Rabobank's new sustainable financing framework raises the game for financial institutions issuing ESG debt by clearly identifying the investments that it will finance upfront in response to investors’ calls for greater transparency.
The move puts sustainability at the heart of the Dutch bank’s funding programme and will allow its treasury to give investors more detail when issuing a range of sustainable debt and prepare its balance sheet for looming EU regulation.
Rabobank has created four new "sub-frameworks" that detail the eligible proceeds for each sustainable fundraising from the outset, rather than issuing generic ESG-labelled deals with a mixed use of proceeds that offer investors’ little visibility beyond an annual report.
Each issue will fund only one of the sub-frameworks: renewable energy, green commercial real estate, healthcare and care facilities and Covid-19 crisis support to SMEs. This separation allows investors to assess materiality and impact, which are different for each sector.
"As an investor, you only know what your money has been used for when you get the green bond report a year after [the bond] has been issued. We want to give that upfront and say very specifically this is what your money is going to be used for," said Maarten Biermans, head of sustainable capital markets at Rabobank.
Investors have been pushing for more transparency to understand whether financial institutions’ portfolios and carbon footprints fit allocation strategies, and the availability of this information is seen as critical to investment decisions.
"We need to have that information ... it's absolutely something that we push for and something that is part of our engagement process and a very high priority for us," an investor said.
Rabobank issued a US$1bn six-year non-call five year senior non-preferred green bond on Thursday, using the renewable energy sub-framework to fund a portfolio of projects. The deal, which is also Rabo's biggest ESG bond ever, was priced at 73bp over Treasuries in a momentous week for sustainable finance.
The framework will allow Rabobank to issue more sustainable debt, including green and social versions of bonds, loans, commercial paper, certificates of deposit and derivatives and has been structured to align with the latest EU standards.
It includes the "do no significant harm" principle and social safeguards of the EU’s Taxonomy, and renewable energy projects have also been categorised to align. The mapping exercise will also help Rabobank to "green" its balance sheet over time.

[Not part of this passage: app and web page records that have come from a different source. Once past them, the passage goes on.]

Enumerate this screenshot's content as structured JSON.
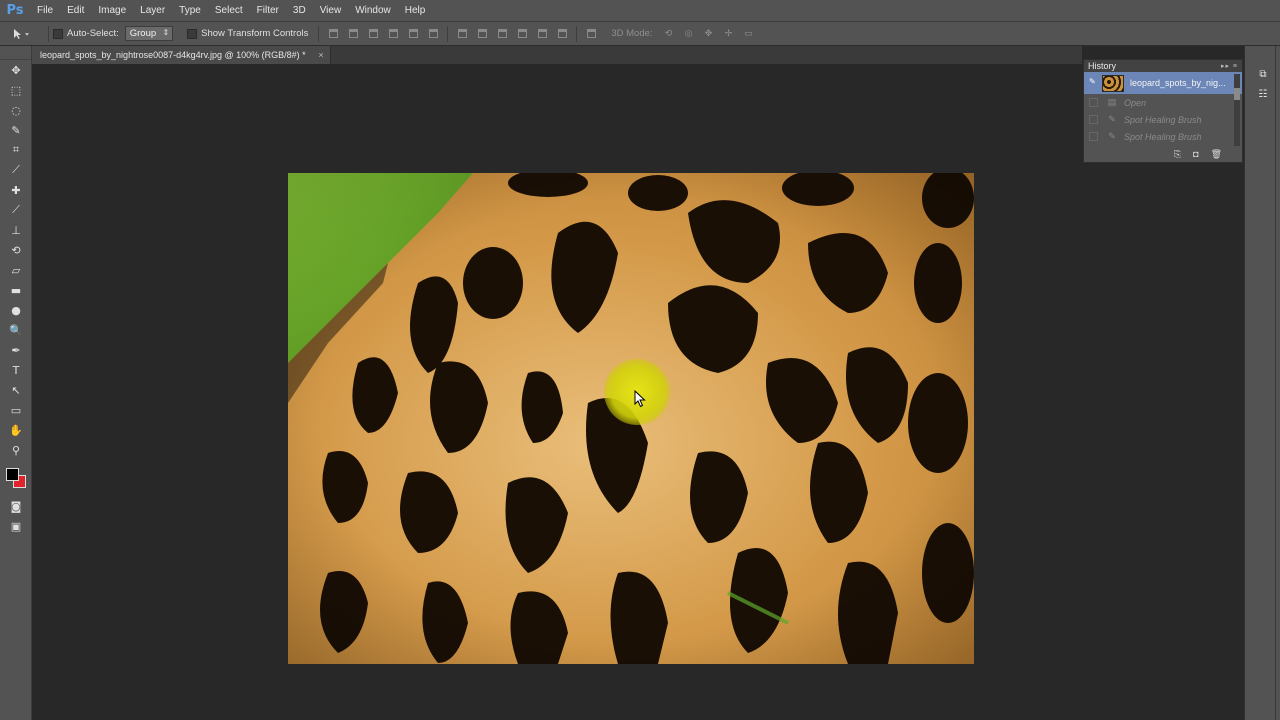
{
  "app": {
    "logo": "Ps"
  },
  "menu": [
    "File",
    "Edit",
    "Image",
    "Layer",
    "Type",
    "Select",
    "Filter",
    "3D",
    "View",
    "Window",
    "Help"
  ],
  "options": {
    "move_tool_icon": "move-arrow-icon",
    "auto_select_label": "Auto-Select:",
    "auto_select_checked": false,
    "auto_select_value": "Group",
    "show_transform_label": "Show Transform Controls",
    "show_transform_checked": false,
    "three_d_mode_label": "3D Mode:"
  },
  "document": {
    "tab_title": "leopard_spots_by_nightrose0087-d4kg4rv.jpg @ 100% (RGB/8#) *",
    "close_glyph": "×"
  },
  "tools": [
    "move-tool-icon",
    "marquee-tool-icon",
    "lasso-tool-icon",
    "quick-select-tool-icon",
    "crop-tool-icon",
    "eyedropper-tool-icon",
    "spot-healing-tool-icon",
    "brush-tool-icon",
    "clone-stamp-tool-icon",
    "history-brush-tool-icon",
    "eraser-tool-icon",
    "gradient-tool-icon",
    "blur-tool-icon",
    "dodge-tool-icon",
    "pen-tool-icon",
    "type-tool-icon",
    "path-select-tool-icon",
    "shape-tool-icon",
    "hand-tool-icon",
    "zoom-tool-icon"
  ],
  "tool_glyphs": [
    "✥",
    "⬚",
    "◌",
    "✎",
    "⌗",
    "⟋",
    "✚",
    "⟋",
    "⊥",
    "⟲",
    "▱",
    "▬",
    "●",
    "🔍",
    "✒",
    "T",
    "↖",
    "▭",
    "✋",
    "⚲"
  ],
  "colors": {
    "foreground": "#000000",
    "background": "#e0242b"
  },
  "history": {
    "title": "History",
    "snapshot_name": "leopard_spots_by_nig...",
    "states": [
      "Open",
      "Spot Healing Brush",
      "Spot Healing Brush"
    ]
  }
}
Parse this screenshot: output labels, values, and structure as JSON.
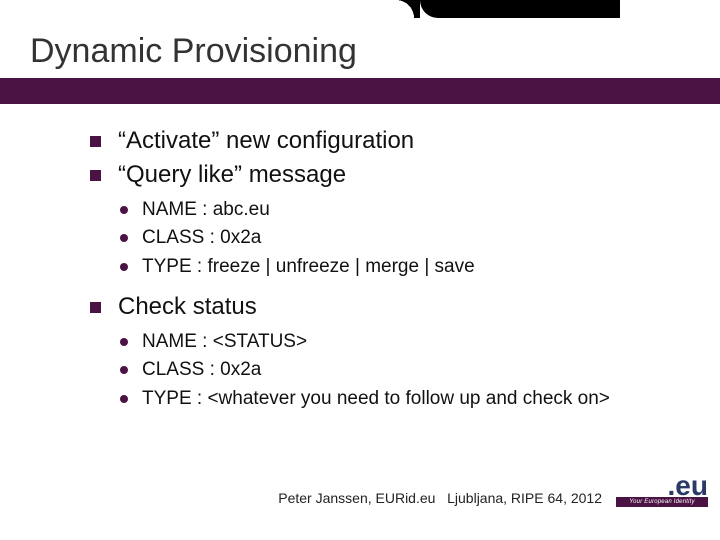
{
  "title": "Dynamic Provisioning",
  "bullets": {
    "b1": "“Activate” new configuration",
    "b2": "“Query like” message",
    "b2_sub": {
      "s1": "NAME : abc.eu",
      "s2": "CLASS : 0x2a",
      "s3": "TYPE : freeze | unfreeze | merge | save"
    },
    "b3": "Check status",
    "b3_sub": {
      "s1": "NAME : <STATUS>",
      "s2": "CLASS : 0x2a",
      "s3": "TYPE : <whatever you need to follow up and check on>"
    }
  },
  "footer": {
    "author": "Peter Janssen, EURid.eu",
    "venue": "Ljubljana, RIPE 64, 2012",
    "logo_text": ".eu",
    "logo_tag": "Your European Identity"
  }
}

"This is a logical step of getting more insight into the balance sheet of a bank because there's more pressure on financial institutions and banks in particular to do more on sustainability. Ultimately it will help to further green Rabobank's balance sheet," Biermans said.
Rabobank completed €49bn of sustainable financing in the first half of 2020. In 2019 it raised €5.3bn of ESG-linked debt for its own balance sheet.
Rabobank will keep a buffer of assets over liabilities of at least 130% to ensure compliance and will report twice a year.
Second-party opinion provider ISS highlighted each sub-framework’s contributions to the UN’s Sustainable Development Goals, and described the overall framework as "an innovating process in the market ensuring transparency".
More issuers are expected to expand frameworks to match the expanded definitions and detail demanded by the EU Taxonomy to issue more sustainable debt, but investors warn that standards need to be maintained.
“It’s extremely important to us to see that if you’re broadening your framework it is as robust as what was there before,” the investor said.